You believed in ghosts no more than love’s
laughing stars on the ceiling, your whole arm
a glittering chandelier, miles of spine
snaking the twisting girls, bare-legged
and asking you to dance.
Outside, a haggard god sucks on a cigarette,
sobering, returning to earth
on his naked foot like the Arabian dervish—
longs for their heat like a baby
under mizzling clouds.

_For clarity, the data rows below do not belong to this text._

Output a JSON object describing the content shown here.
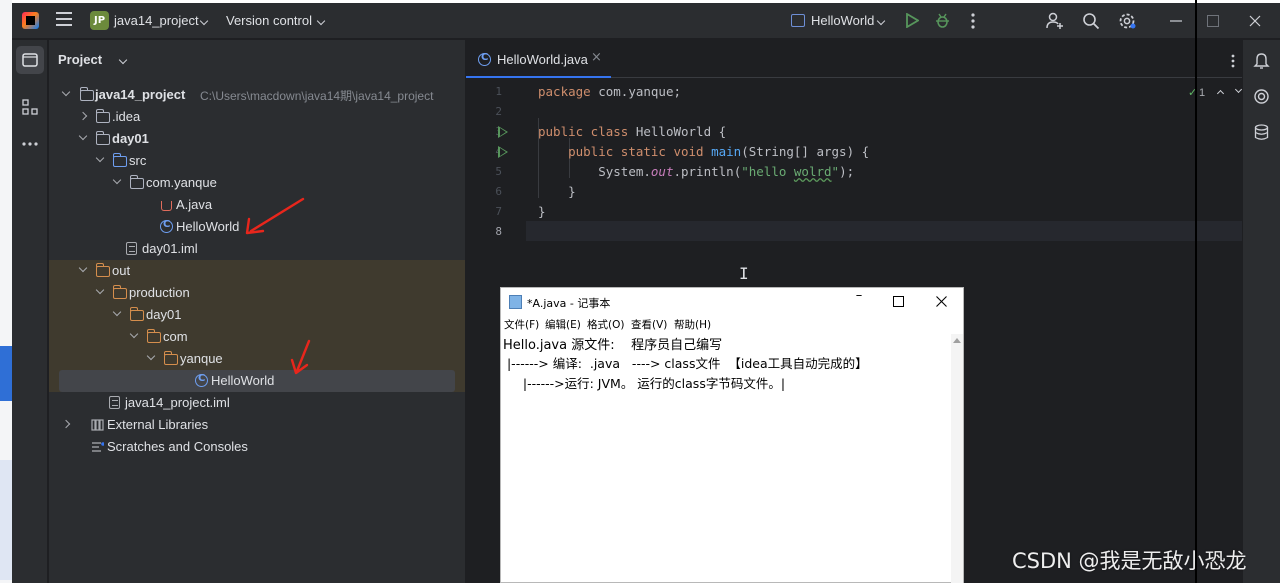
{
  "colors": {
    "ide_bg": "#1e1f22",
    "panel_bg": "#2b2d30",
    "accent": "#3574f0",
    "excluded_bg": "#3f3a2e",
    "arrow_red": "#e8261c"
  },
  "titlebar": {
    "badge": "JP",
    "project": "java14_project",
    "vcs": "Version control",
    "run_config": "HelloWorld",
    "icons": [
      "intellij-logo-icon",
      "hamburger-icon",
      "run-icon",
      "debug-icon",
      "more-icon",
      "add-user-icon",
      "search-icon",
      "settings-icon",
      "minimize-icon",
      "maximize-icon",
      "close-icon"
    ]
  },
  "project_panel": {
    "header": "Project",
    "tree": [
      {
        "label": "java14_project",
        "path": "C:\\Users\\macdown\\java14期\\java14_project",
        "bold": true
      },
      {
        "label": ".idea"
      },
      {
        "label": "day01",
        "bold": true
      },
      {
        "label": "src"
      },
      {
        "label": "com.yanque"
      },
      {
        "label": "A.java"
      },
      {
        "label": "HelloWorld"
      },
      {
        "label": "day01.iml"
      },
      {
        "label": "out"
      },
      {
        "label": "production"
      },
      {
        "label": "day01"
      },
      {
        "label": "com"
      },
      {
        "label": "yanque"
      },
      {
        "label": "HelloWorld"
      },
      {
        "label": "java14_project.iml"
      },
      {
        "label": "External Libraries"
      },
      {
        "label": "Scratches and Consoles"
      }
    ]
  },
  "editor": {
    "tab": "HelloWorld.java",
    "inspection_count": "1",
    "line_numbers": [
      "1",
      "2",
      "3",
      "4",
      "5",
      "6",
      "7",
      "8"
    ],
    "code": {
      "l1_kw": "package",
      "l1_rest": " com.yanque;",
      "l3_kw": "public class",
      "l3_rest": " HelloWorld {",
      "l4_kw": "public static void",
      "l4_fn": "main",
      "l4_rest": "(String[] args) {",
      "l5_a": "System.",
      "l5_out": "out",
      "l5_b": ".println(",
      "l5_str1": "\"hello ",
      "l5_str2": "wolrd",
      "l5_str3": "\"",
      "l5_c": ");",
      "l6": "}",
      "l7": "}"
    }
  },
  "notepad": {
    "title": "*A.java - 记事本",
    "menu": [
      "文件(F)",
      "编辑(E)",
      "格式(O)",
      "查看(V)",
      "帮助(H)"
    ],
    "lines": [
      "Hello.java 源文件:    程序员自己编写",
      " |------> 编译:  .java   ----> class文件  【idea工具自动完成的】",
      "     |------>运行: JVM。 运行的class字节码文件。|"
    ]
  },
  "watermark": "CSDN @我是无敌小恐龙"
}
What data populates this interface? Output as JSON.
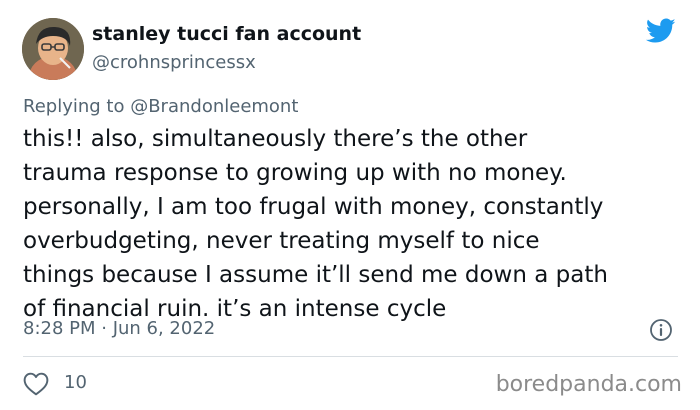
{
  "tweet": {
    "display_name": "stanley tucci fan account",
    "handle": "@crohnsprincessx",
    "replying_prefix": "Replying to ",
    "replying_to": "@Brandonleemont",
    "text": "this!! also, simultaneously there’s the other\ntrauma response to growing up with no money.\npersonally, I am too frugal with money, constantly\noverbudgeting, never treating myself to nice\nthings because I assume it’ll send me down a path\nof financial ruin. it’s an intense cycle",
    "timestamp": "8:28 PM · Jun 6, 2022",
    "likes": "10"
  },
  "watermark": "boredpanda.com",
  "icons": {
    "brand": "twitter-bird-icon",
    "info": "info-icon",
    "like": "heart-icon"
  },
  "colors": {
    "twitter_blue": "#1d9bf0",
    "text_primary": "#0f1419",
    "text_secondary": "#536471",
    "divider": "#d9dee2"
  }
}
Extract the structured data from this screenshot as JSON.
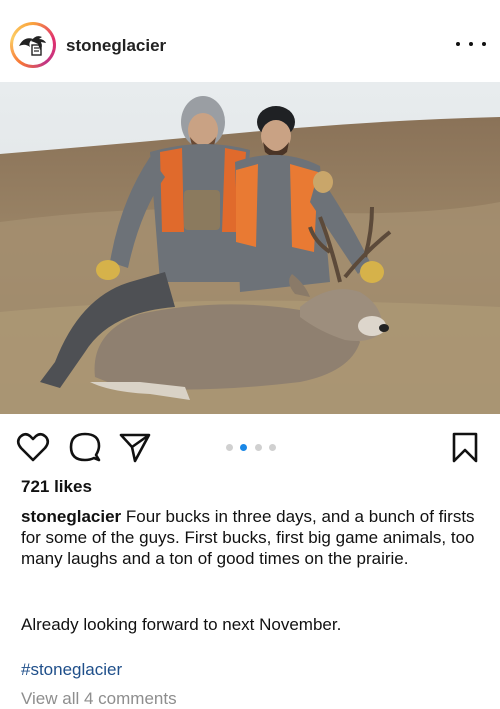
{
  "post": {
    "username": "stoneglacier",
    "likes": "721 likes",
    "caption_user": "stoneglacier",
    "caption_text": " Four bucks in three days, and a bunch of firsts for some of the guys. First bucks, first big game animals, too many laughs and a ton of good times on the prairie.",
    "caption_text_2": "Already looking forward to next November.",
    "hashtag": "#stoneglacier",
    "view_comments": "View all 4 comments"
  },
  "carousel": {
    "total": 4,
    "active_index": 1
  },
  "icons": {
    "more": "more-horizontal-icon",
    "like": "heart-icon",
    "comment": "comment-icon",
    "share": "send-icon",
    "save": "bookmark-icon"
  },
  "colors": {
    "active_dot": "#1a87e6",
    "hashtag": "#1f4f8a",
    "muted": "#8e8e8e"
  }
}
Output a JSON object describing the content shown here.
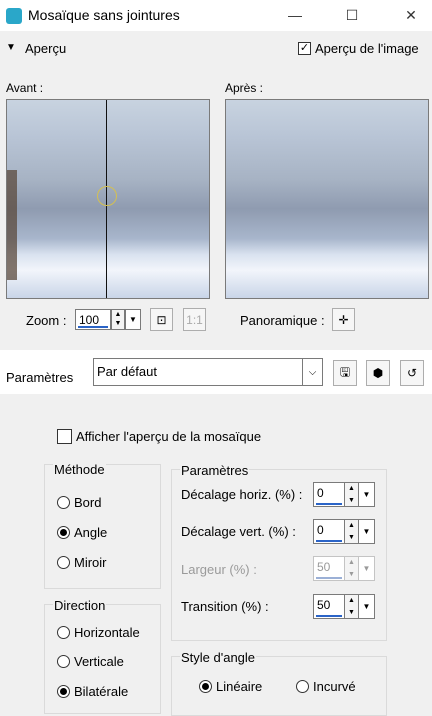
{
  "window": {
    "title": "Mosaïque sans jointures",
    "minimize": "—",
    "maximize": "☐",
    "close": "✕"
  },
  "preview_bar": {
    "label": "Aperçu",
    "image_preview_label": "Aperçu de l'image",
    "image_preview_checked": true
  },
  "preview": {
    "before_label": "Avant :",
    "after_label": "Après :",
    "zoom_label": "Zoom :",
    "zoom_value": "100",
    "pan_label": "Panoramique :"
  },
  "params": {
    "label": "Paramètres",
    "preset": "Par défaut"
  },
  "mosaic_preview": {
    "label": "Afficher l'aperçu de la mosaïque",
    "checked": false
  },
  "method": {
    "title": "Méthode",
    "options": [
      {
        "label": "Bord",
        "selected": false
      },
      {
        "label": "Angle",
        "selected": true
      },
      {
        "label": "Miroir",
        "selected": false
      }
    ]
  },
  "direction": {
    "title": "Direction",
    "options": [
      {
        "label": "Horizontale",
        "selected": false
      },
      {
        "label": "Verticale",
        "selected": false
      },
      {
        "label": "Bilatérale",
        "selected": true
      }
    ]
  },
  "settings": {
    "title": "Paramètres",
    "fields": [
      {
        "label": "Décalage horiz. (%) :",
        "value": "0",
        "enabled": true
      },
      {
        "label": "Décalage vert. (%) :",
        "value": "0",
        "enabled": true
      },
      {
        "label": "Largeur (%) :",
        "value": "50",
        "enabled": false
      },
      {
        "label": "Transition (%) :",
        "value": "50",
        "enabled": true
      }
    ]
  },
  "corner_style": {
    "title": "Style d'angle",
    "options": [
      {
        "label": "Linéaire",
        "selected": true
      },
      {
        "label": "Incurvé",
        "selected": false
      }
    ]
  }
}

The moon is nowhere
to be seen, my pale-faced friend;
the polished pearl
of her swinging eye unable to bear
the hinged door crying them into a lock
of skin and breath, the damp meeting of flesh
that undresses itself
in the perfumed hours.
Alone I will think of your floating hands
and the dancing-girls, your ghost possessive,
until even my hip is a monument
raised in the memory
of your dirty hardening stone.